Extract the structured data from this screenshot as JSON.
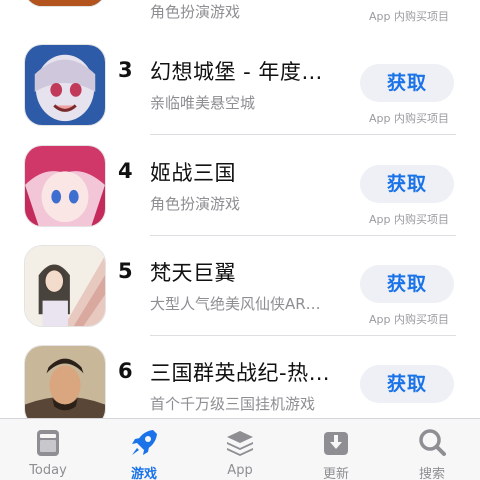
{
  "rows": [
    {
      "rank": "",
      "title": "",
      "subtitle": "角色扮演游戏",
      "button": "获取",
      "iap": "App 内购买项目"
    },
    {
      "rank": "3",
      "title": "幻想城堡 - 年度…",
      "subtitle": "亲临唯美悬空城",
      "button": "获取",
      "iap": "App 内购买项目"
    },
    {
      "rank": "4",
      "title": "姬战三国",
      "subtitle": "角色扮演游戏",
      "button": "获取",
      "iap": "App 内购买项目"
    },
    {
      "rank": "5",
      "title": "梵天巨翼",
      "subtitle": "大型人气绝美风仙侠AR…",
      "button": "获取",
      "iap": "App 内购买项目"
    },
    {
      "rank": "6",
      "title": "三国群英战纪-热…",
      "subtitle": "首个千万级三国挂机游戏",
      "button": "获取",
      "iap": ""
    }
  ],
  "tabbar": {
    "tabs": [
      {
        "label": "Today",
        "icon": "today-icon"
      },
      {
        "label": "游戏",
        "icon": "rocket-icon"
      },
      {
        "label": "App",
        "icon": "layers-icon"
      },
      {
        "label": "更新",
        "icon": "download-tray-icon"
      },
      {
        "label": "搜索",
        "icon": "search-icon"
      }
    ],
    "active_index": 1
  },
  "colors": {
    "accent": "#1a73e8",
    "button_bg": "#eef0f5",
    "secondary_text": "#8e8e93",
    "tab_inactive": "#8e8e93"
  }
}
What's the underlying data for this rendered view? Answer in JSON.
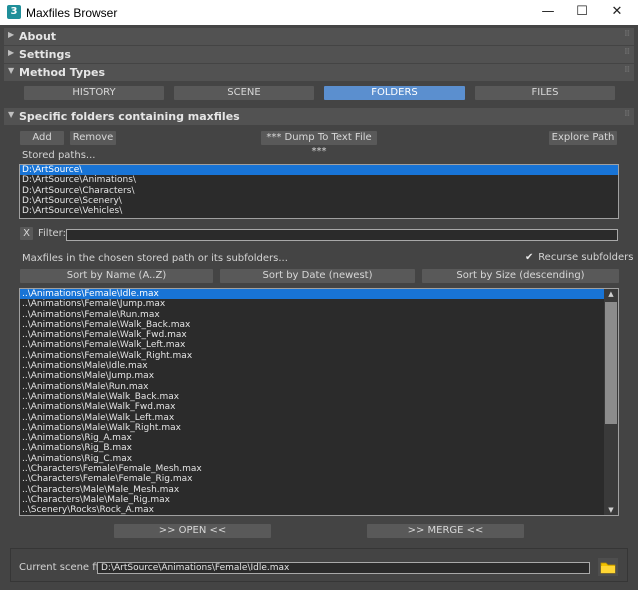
{
  "window": {
    "title": "Maxfiles Browser",
    "app_icon_glyph": "3",
    "minimize_glyph": "—",
    "maximize_glyph": "☐",
    "close_glyph": "✕"
  },
  "rollouts": {
    "about": "About",
    "settings": "Settings",
    "method_types": "Method Types",
    "specific_folders": "Specific folders containing maxfiles"
  },
  "method_tabs": [
    "HISTORY",
    "SCENE",
    "FOLDERS",
    "FILES"
  ],
  "method_active": "FOLDERS",
  "folder_buttons": {
    "add": "Add",
    "remove": "Remove",
    "dump": "***  Dump To Text File  ***",
    "explore": "Explore Path"
  },
  "stored_paths_label": "Stored paths...",
  "stored_paths": [
    "D:\\ArtSource\\",
    "D:\\ArtSource\\Animations\\",
    "D:\\ArtSource\\Characters\\",
    "D:\\ArtSource\\Scenery\\",
    "D:\\ArtSource\\Vehicles\\"
  ],
  "filter": {
    "clear_label": "X",
    "label": "Filter:",
    "value": ""
  },
  "maxfiles_label": "Maxfiles in the chosen stored path or its subfolders...",
  "recurse_label": "Recurse subfolders",
  "recurse_checked": true,
  "sort_buttons": {
    "by_name": "Sort by Name (A..Z)",
    "by_date": "Sort by Date (newest)",
    "by_size": "Sort by Size (descending)"
  },
  "maxfiles": [
    "..\\Animations\\Female\\Idle.max",
    "..\\Animations\\Female\\Jump.max",
    "..\\Animations\\Female\\Run.max",
    "..\\Animations\\Female\\Walk_Back.max",
    "..\\Animations\\Female\\Walk_Fwd.max",
    "..\\Animations\\Female\\Walk_Left.max",
    "..\\Animations\\Female\\Walk_Right.max",
    "..\\Animations\\Male\\Idle.max",
    "..\\Animations\\Male\\Jump.max",
    "..\\Animations\\Male\\Run.max",
    "..\\Animations\\Male\\Walk_Back.max",
    "..\\Animations\\Male\\Walk_Fwd.max",
    "..\\Animations\\Male\\Walk_Left.max",
    "..\\Animations\\Male\\Walk_Right.max",
    "..\\Animations\\Rig_A.max",
    "..\\Animations\\Rig_B.max",
    "..\\Animations\\Rig_C.max",
    "..\\Characters\\Female\\Female_Mesh.max",
    "..\\Characters\\Female\\Female_Rig.max",
    "..\\Characters\\Male\\Male_Mesh.max",
    "..\\Characters\\Male\\Male_Rig.max",
    "..\\Scenery\\Rocks\\Rock_A.max"
  ],
  "action_buttons": {
    "open": ">>   OPEN   <<",
    "merge": ">>   MERGE   <<"
  },
  "current_scene": {
    "label": "Current scene file:",
    "value": "D:\\ArtSource\\Animations\\Female\\Idle.max"
  },
  "icons": {
    "folder": "folder-icon",
    "checkbox": "checkbox-icon",
    "collapse_arrow": "collapse-arrow-icon",
    "expand_arrow": "expand-arrow-icon"
  },
  "colors": {
    "selection": "#1874d6",
    "active_tab": "#5b8fcf",
    "folder_icon": "#f2c200"
  }
}
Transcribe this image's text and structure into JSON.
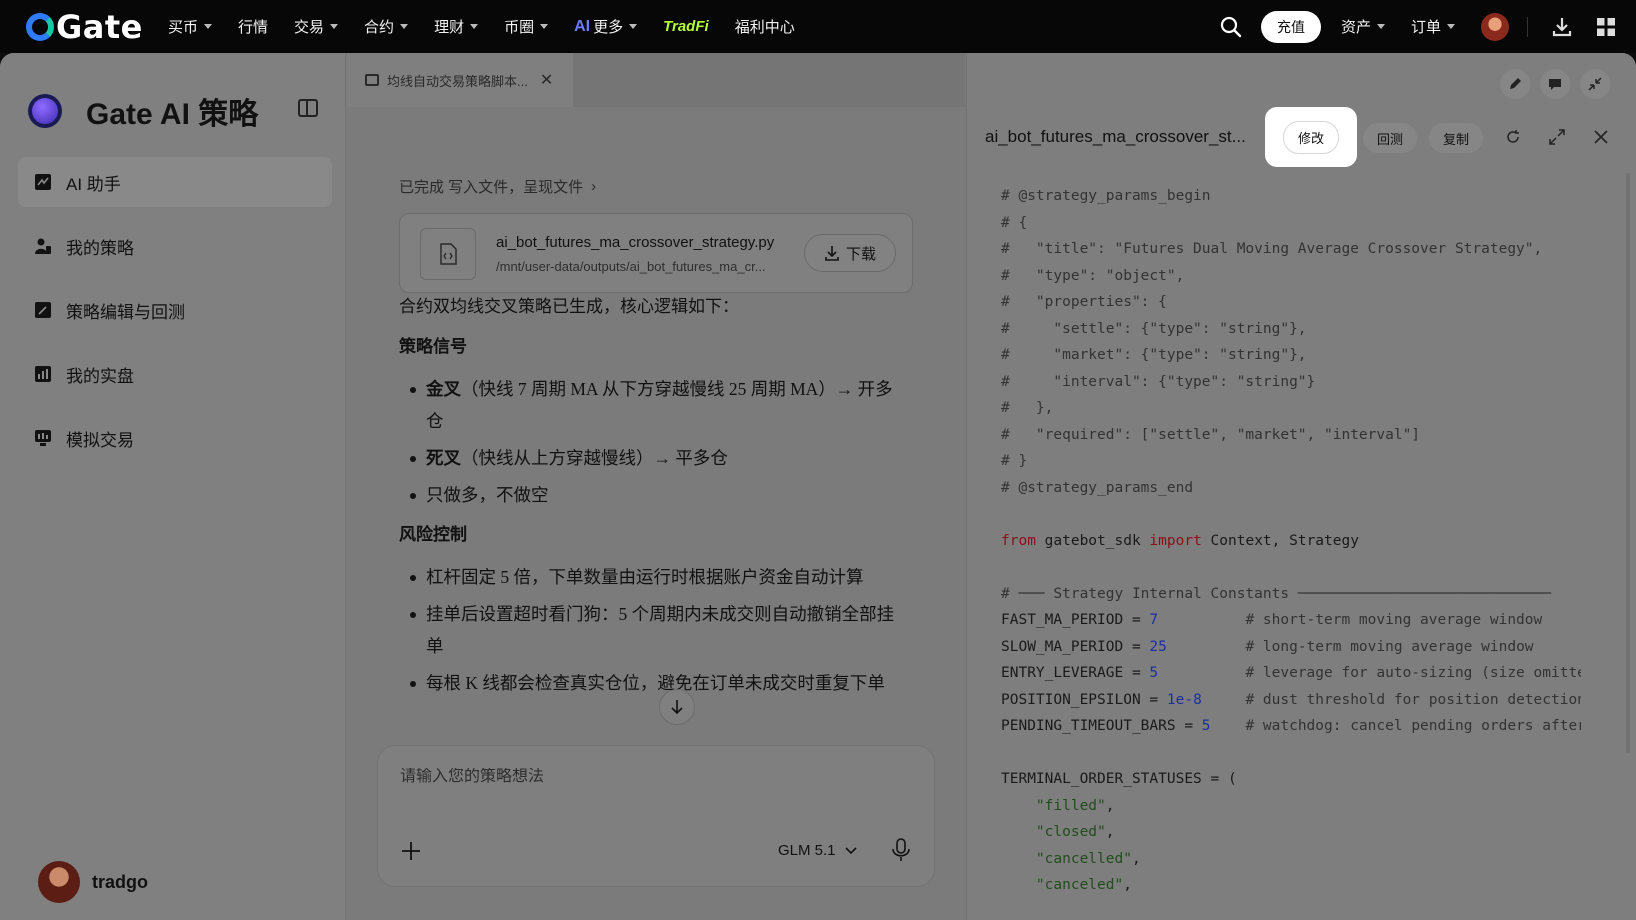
{
  "topnav": {
    "logo_text": "Gate",
    "items": [
      {
        "label": "买币",
        "caret": true
      },
      {
        "label": "行情",
        "caret": false
      },
      {
        "label": "交易",
        "caret": true
      },
      {
        "label": "合约",
        "caret": true
      },
      {
        "label": "理财",
        "caret": true
      },
      {
        "label": "币圈",
        "caret": true
      }
    ],
    "ai_badge": "AI",
    "more_label": "更多",
    "tradfi_label": "TradFi",
    "rewards_label": "福利中心",
    "deposit_label": "充值",
    "assets_label": "资产",
    "orders_label": "订单"
  },
  "sidebar": {
    "title": "Gate AI 策略",
    "items": [
      {
        "label": "AI 助手",
        "icon": "ai-assistant-icon",
        "active": true
      },
      {
        "label": "我的策略",
        "icon": "my-strategy-icon",
        "active": false
      },
      {
        "label": "策略编辑与回测",
        "icon": "strategy-edit-icon",
        "active": false
      },
      {
        "label": "我的实盘",
        "icon": "live-trading-icon",
        "active": false
      },
      {
        "label": "模拟交易",
        "icon": "simulated-trading-icon",
        "active": false
      }
    ],
    "username": "tradgo"
  },
  "chat": {
    "tab_label": "均线自动交易策略脚本...",
    "status_text": "已完成 写入文件，呈现文件",
    "file": {
      "name": "ai_bot_futures_ma_crossover_strategy.py",
      "path": "/mnt/user-data/outputs/ai_bot_futures_ma_cr...",
      "download_label": "下载"
    },
    "intro": "合约双均线交叉策略已生成，核心逻辑如下：",
    "section1_title": "策略信号",
    "signals": [
      {
        "bold": "金叉",
        "text": "（快线 7 周期 MA 从下方穿越慢线 25 周期 MA）→ 开多仓"
      },
      {
        "bold": "死叉",
        "text": "（快线从上方穿越慢线）→ 平多仓"
      },
      {
        "bold": "",
        "text": "只做多，不做空"
      }
    ],
    "section2_title": "风险控制",
    "risks": [
      "杠杆固定 5 倍，下单数量由运行时根据账户资金自动计算",
      "挂单后设置超时看门狗：5 个周期内未成交则自动撤销全部挂单",
      "每根 K 线都会检查真实仓位，避免在订单未成交时重复下单"
    ],
    "composer_placeholder": "请输入您的策略想法",
    "model_label": "GLM 5.1"
  },
  "code_panel": {
    "title": "ai_bot_futures_ma_crossover_st...",
    "edit_label": "修改",
    "backtest_label": "回测",
    "copy_label": "复制",
    "lines": [
      [
        {
          "t": "# @strategy_params_begin",
          "c": "cm"
        }
      ],
      [
        {
          "t": "# {",
          "c": "cm"
        }
      ],
      [
        {
          "t": "#   \"title\": \"Futures Dual Moving Average Crossover Strategy\",",
          "c": "cm"
        }
      ],
      [
        {
          "t": "#   \"type\": \"object\",",
          "c": "cm"
        }
      ],
      [
        {
          "t": "#   \"properties\": {",
          "c": "cm"
        }
      ],
      [
        {
          "t": "#     \"settle\": {\"type\": \"string\"},",
          "c": "cm"
        }
      ],
      [
        {
          "t": "#     \"market\": {\"type\": \"string\"},",
          "c": "cm"
        }
      ],
      [
        {
          "t": "#     \"interval\": {\"type\": \"string\"}",
          "c": "cm"
        }
      ],
      [
        {
          "t": "#   },",
          "c": "cm"
        }
      ],
      [
        {
          "t": "#   \"required\": [\"settle\", \"market\", \"interval\"]",
          "c": "cm"
        }
      ],
      [
        {
          "t": "# }",
          "c": "cm"
        }
      ],
      [
        {
          "t": "# @strategy_params_end",
          "c": "cm"
        }
      ],
      [
        {
          "t": "",
          "c": ""
        }
      ],
      [
        {
          "t": "from",
          "c": "kw"
        },
        {
          "t": " gatebot_sdk ",
          "c": ""
        },
        {
          "t": "import",
          "c": "kw"
        },
        {
          "t": " Context, Strategy",
          "c": ""
        }
      ],
      [
        {
          "t": "",
          "c": ""
        }
      ],
      [
        {
          "t": "# ─── Strategy Internal Constants ─────────────────────────────",
          "c": "cm"
        }
      ],
      [
        {
          "t": "FAST_MA_PERIOD = ",
          "c": ""
        },
        {
          "t": "7",
          "c": "num"
        },
        {
          "t": "          # short-term moving average window",
          "c": "cm"
        }
      ],
      [
        {
          "t": "SLOW_MA_PERIOD = ",
          "c": ""
        },
        {
          "t": "25",
          "c": "num"
        },
        {
          "t": "         # long-term moving average window",
          "c": "cm"
        }
      ],
      [
        {
          "t": "ENTRY_LEVERAGE = ",
          "c": ""
        },
        {
          "t": "5",
          "c": "num"
        },
        {
          "t": "          # leverage for auto-sizing (size omitted)",
          "c": "cm"
        }
      ],
      [
        {
          "t": "POSITION_EPSILON = ",
          "c": ""
        },
        {
          "t": "1e-8",
          "c": "num"
        },
        {
          "t": "     # dust threshold for position detection",
          "c": "cm"
        }
      ],
      [
        {
          "t": "PENDING_TIMEOUT_BARS = ",
          "c": ""
        },
        {
          "t": "5",
          "c": "num"
        },
        {
          "t": "    # watchdog: cancel pending orders after N",
          "c": "cm"
        }
      ],
      [
        {
          "t": "",
          "c": ""
        }
      ],
      [
        {
          "t": "TERMINAL_ORDER_STATUSES = (",
          "c": ""
        }
      ],
      [
        {
          "t": "    ",
          "c": ""
        },
        {
          "t": "\"filled\"",
          "c": "str"
        },
        {
          "t": ",",
          "c": ""
        }
      ],
      [
        {
          "t": "    ",
          "c": ""
        },
        {
          "t": "\"closed\"",
          "c": "str"
        },
        {
          "t": ",",
          "c": ""
        }
      ],
      [
        {
          "t": "    ",
          "c": ""
        },
        {
          "t": "\"cancelled\"",
          "c": "str"
        },
        {
          "t": ",",
          "c": ""
        }
      ],
      [
        {
          "t": "    ",
          "c": ""
        },
        {
          "t": "\"canceled\"",
          "c": "str"
        },
        {
          "t": ",",
          "c": ""
        }
      ]
    ]
  }
}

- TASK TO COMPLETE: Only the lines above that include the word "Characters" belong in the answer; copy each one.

- ANSWER SECTION:
    "D:\\ArtSource\\Characters\\",
    "..\\Characters\\Female\\Female_Mesh.max",
    "..\\Characters\\Female\\Female_Rig.max",
    "..\\Characters\\Male\\Male_Mesh.max",
    "..\\Characters\\Male\\Male_Rig.max",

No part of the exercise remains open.